((

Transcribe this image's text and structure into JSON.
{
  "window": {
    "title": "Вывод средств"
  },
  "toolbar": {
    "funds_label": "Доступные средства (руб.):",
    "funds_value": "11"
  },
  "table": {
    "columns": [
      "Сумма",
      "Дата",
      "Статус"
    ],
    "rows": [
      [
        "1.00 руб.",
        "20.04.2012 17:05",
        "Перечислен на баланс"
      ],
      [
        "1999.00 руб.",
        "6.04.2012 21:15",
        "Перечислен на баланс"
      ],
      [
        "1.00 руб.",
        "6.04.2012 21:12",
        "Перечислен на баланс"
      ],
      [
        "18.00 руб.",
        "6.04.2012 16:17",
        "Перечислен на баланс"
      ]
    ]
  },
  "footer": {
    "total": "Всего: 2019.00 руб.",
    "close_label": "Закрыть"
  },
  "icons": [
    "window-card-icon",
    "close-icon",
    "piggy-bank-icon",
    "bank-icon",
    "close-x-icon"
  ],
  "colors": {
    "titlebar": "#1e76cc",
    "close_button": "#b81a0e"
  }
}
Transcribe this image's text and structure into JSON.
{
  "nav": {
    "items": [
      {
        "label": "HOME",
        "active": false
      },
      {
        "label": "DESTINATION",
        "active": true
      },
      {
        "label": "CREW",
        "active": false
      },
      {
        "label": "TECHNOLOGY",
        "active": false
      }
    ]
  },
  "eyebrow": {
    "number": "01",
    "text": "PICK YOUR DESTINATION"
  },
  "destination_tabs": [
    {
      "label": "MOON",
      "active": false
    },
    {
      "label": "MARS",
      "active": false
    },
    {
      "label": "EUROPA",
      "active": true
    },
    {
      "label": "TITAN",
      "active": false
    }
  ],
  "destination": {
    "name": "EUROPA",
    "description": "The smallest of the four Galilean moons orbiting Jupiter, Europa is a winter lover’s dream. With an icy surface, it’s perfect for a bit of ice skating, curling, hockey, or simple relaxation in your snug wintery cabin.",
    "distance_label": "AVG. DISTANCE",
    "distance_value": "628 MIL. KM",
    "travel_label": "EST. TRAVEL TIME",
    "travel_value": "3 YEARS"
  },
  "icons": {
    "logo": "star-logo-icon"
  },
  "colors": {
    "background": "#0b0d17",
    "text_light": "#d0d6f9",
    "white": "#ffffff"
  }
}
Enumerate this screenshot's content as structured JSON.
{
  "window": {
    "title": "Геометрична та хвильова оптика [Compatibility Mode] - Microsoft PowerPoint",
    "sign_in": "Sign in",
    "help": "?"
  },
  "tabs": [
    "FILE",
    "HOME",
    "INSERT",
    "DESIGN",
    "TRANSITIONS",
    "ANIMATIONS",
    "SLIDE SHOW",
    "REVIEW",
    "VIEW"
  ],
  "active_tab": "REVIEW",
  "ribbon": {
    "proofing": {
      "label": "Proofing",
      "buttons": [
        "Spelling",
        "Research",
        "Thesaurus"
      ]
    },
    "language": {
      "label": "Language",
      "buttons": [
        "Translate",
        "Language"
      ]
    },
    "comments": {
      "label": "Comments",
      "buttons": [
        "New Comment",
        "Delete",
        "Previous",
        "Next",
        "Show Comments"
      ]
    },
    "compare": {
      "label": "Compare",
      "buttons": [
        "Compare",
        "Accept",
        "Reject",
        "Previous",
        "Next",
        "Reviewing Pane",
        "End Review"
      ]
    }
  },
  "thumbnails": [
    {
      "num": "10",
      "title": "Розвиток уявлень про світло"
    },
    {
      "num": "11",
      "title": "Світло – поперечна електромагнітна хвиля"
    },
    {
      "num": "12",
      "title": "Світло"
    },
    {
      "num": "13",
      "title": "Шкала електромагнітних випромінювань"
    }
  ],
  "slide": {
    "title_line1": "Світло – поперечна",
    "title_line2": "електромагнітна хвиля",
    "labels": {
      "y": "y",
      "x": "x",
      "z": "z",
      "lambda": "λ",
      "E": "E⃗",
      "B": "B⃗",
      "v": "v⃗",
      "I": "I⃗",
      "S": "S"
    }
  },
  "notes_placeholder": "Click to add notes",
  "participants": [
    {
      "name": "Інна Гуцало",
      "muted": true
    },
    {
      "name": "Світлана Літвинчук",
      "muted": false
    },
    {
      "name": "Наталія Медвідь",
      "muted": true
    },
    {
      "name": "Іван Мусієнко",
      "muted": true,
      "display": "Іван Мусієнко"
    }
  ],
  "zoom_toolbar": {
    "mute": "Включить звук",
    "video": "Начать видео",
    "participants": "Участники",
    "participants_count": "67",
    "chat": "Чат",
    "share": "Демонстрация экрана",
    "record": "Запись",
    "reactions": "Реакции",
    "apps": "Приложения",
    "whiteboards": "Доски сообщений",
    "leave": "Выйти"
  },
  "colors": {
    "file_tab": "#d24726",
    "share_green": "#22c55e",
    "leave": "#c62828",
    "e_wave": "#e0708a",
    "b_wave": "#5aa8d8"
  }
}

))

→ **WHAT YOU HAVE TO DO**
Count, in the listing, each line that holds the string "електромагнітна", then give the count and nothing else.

→ **COMPLETED EXERCISE**
2